Work to be completed:
All the records below must be returned exactly as they stand.

Data for analysis:
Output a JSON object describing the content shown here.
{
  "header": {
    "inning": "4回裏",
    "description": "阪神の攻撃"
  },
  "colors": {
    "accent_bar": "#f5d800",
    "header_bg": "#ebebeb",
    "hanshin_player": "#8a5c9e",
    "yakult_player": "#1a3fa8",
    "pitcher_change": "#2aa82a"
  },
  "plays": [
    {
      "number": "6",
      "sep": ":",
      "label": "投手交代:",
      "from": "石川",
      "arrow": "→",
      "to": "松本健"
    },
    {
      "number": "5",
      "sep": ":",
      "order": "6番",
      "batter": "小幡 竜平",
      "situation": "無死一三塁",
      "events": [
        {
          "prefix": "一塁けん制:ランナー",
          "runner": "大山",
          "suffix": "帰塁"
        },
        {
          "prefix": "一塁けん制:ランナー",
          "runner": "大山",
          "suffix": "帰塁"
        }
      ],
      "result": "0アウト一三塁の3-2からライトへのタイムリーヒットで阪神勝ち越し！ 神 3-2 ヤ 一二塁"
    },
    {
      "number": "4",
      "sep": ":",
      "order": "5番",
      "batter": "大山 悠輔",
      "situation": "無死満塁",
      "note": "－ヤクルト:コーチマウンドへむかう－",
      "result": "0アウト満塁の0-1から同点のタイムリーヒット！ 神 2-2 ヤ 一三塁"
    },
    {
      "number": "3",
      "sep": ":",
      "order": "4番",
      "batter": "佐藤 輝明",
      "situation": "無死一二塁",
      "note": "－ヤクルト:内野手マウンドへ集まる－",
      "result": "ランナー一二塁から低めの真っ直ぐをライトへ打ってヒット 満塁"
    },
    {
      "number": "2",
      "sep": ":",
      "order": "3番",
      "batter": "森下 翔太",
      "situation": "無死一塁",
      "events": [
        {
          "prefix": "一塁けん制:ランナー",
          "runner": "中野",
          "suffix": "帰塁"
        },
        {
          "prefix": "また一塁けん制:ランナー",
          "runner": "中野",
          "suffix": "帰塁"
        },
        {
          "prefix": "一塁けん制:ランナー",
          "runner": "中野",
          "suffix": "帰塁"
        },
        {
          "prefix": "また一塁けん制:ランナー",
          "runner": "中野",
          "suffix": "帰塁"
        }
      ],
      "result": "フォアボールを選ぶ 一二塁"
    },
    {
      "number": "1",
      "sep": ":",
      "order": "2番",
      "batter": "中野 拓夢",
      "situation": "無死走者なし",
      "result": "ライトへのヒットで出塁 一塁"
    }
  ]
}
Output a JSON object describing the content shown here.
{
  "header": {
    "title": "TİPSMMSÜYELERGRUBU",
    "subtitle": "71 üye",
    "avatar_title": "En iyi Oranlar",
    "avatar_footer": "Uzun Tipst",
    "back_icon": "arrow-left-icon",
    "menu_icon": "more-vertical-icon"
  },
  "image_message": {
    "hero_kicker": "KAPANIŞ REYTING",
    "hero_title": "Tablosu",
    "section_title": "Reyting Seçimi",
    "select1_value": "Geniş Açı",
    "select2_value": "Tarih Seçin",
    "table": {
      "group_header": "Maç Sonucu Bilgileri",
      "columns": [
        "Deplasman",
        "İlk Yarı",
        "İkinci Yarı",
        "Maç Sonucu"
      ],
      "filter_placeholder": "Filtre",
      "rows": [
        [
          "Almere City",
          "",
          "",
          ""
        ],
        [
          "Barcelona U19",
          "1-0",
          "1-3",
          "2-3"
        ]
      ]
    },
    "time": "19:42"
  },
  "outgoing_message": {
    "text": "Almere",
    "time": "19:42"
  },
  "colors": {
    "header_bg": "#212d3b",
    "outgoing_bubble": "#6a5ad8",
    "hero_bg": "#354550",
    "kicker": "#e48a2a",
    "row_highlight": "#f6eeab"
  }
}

Exercise answer:
Output a JSON object describing the content shown here.
{
  "header": {
    "inning": "4回裏",
    "description": "阪神の攻撃"
  },
  "colors": {
    "accent_bar": "#f5d800",
    "header_bg": "#ebebeb",
    "hanshin_player": "#8a5c9e",
    "yakult_player": "#1a3fa8",
    "pitcher_change": "#2aa82a"
  },
  "plays": [
    {
      "number": "6",
      "sep": ":",
      "label": "投手交代:",
      "from": "石川",
      "arrow": "→",
      "to": "松本健"
    },
    {
      "number": "5",
      "sep": ":",
      "order": "6番",
      "batter": "小幡 竜平",
      "situation": "無死一三塁",
      "events": [
        {
          "prefix": "一塁けん制:ランナー",
          "runner": "大山",
          "suffix": "帰塁"
        },
        {
          "prefix": "一塁けん制:ランナー",
          "runner": "大山",
          "suffix": "帰塁"
        }
      ],
      "result": "0アウト一三塁の3-2からライトへのタイムリーヒットで阪神勝ち越し！ 神 3-2 ヤ 一二塁"
    },
    {
      "number": "4",
      "sep": ":",
      "order": "5番",
      "batter": "大山 悠輔",
      "situation": "無死満塁",
      "note": "－ヤクルト:コーチマウンドへむかう－",
      "result": "0アウト満塁の0-1から同点のタイムリーヒット！ 神 2-2 ヤ 一三塁"
    },
    {
      "number": "3",
      "sep": ":",
      "order": "4番",
      "batter": "佐藤 輝明",
      "situation": "無死一二塁",
      "note": "－ヤクルト:内野手マウンドへ集まる－",
      "result": "ランナー一二塁から低めの真っ直ぐをライトへ打ってヒット 満塁"
    },
    {
      "number": "2",
      "sep": ":",
      "order": "3番",
      "batter": "森下 翔太",
      "situation": "無死一塁",
      "events": [
        {
          "prefix": "一塁けん制:ランナー",
          "runner": "中野",
          "suffix": "帰塁"
        },
        {
          "prefix": "また一塁けん制:ランナー",
          "runner": "中野",
          "suffix": "帰塁"
        },
        {
          "prefix": "一塁けん制:ランナー",
          "runner": "中野",
          "suffix": "帰塁"
        },
        {
          "prefix": "また一塁けん制:ランナー",
          "runner": "中野",
          "suffix": "帰塁"
        }
      ],
      "result": "フォアボールを選ぶ 一二塁"
    },
    {
      "number": "1",
      "sep": ":",
      "order": "2番",
      "batter": "中野 拓夢",
      "situation": "無死走者なし",
      "result": "ライトへのヒットで出塁 一塁"
    }
  ]
}
Output a JSON object describing the content shown here.
{
  "header": {
    "title": "TİPSMMSÜYELERGRUBU",
    "subtitle": "71 üye",
    "avatar_title": "En iyi Oranlar",
    "avatar_footer": "Uzun Tipst",
    "back_icon": "arrow-left-icon",
    "menu_icon": "more-vertical-icon"
  },
  "image_message": {
    "hero_kicker": "KAPANIŞ REYTING",
    "hero_title": "Tablosu",
    "section_title": "Reyting Seçimi",
    "select1_value": "Geniş Açı",
    "select2_value": "Tarih Seçin",
    "table": {
      "group_header": "Maç Sonucu Bilgileri",
      "columns": [
        "Deplasman",
        "İlk Yarı",
        "İkinci Yarı",
        "Maç Sonucu"
      ],
      "filter_placeholder": "Filtre",
      "rows": [
        [
          "Almere City",
          "",
          "",
          ""
        ],
        [
          "Barcelona U19",
          "1-0",
          "1-3",
          "2-3"
        ]
      ]
    },
    "time": "19:42"
  },
  "outgoing_message": {
    "text": "Almere",
    "time": "19:42"
  },
  "colors": {
    "header_bg": "#212d3b",
    "outgoing_bubble": "#6a5ad8",
    "hero_bg": "#354550",
    "kicker": "#e48a2a",
    "row_highlight": "#f6eeab"
  }
}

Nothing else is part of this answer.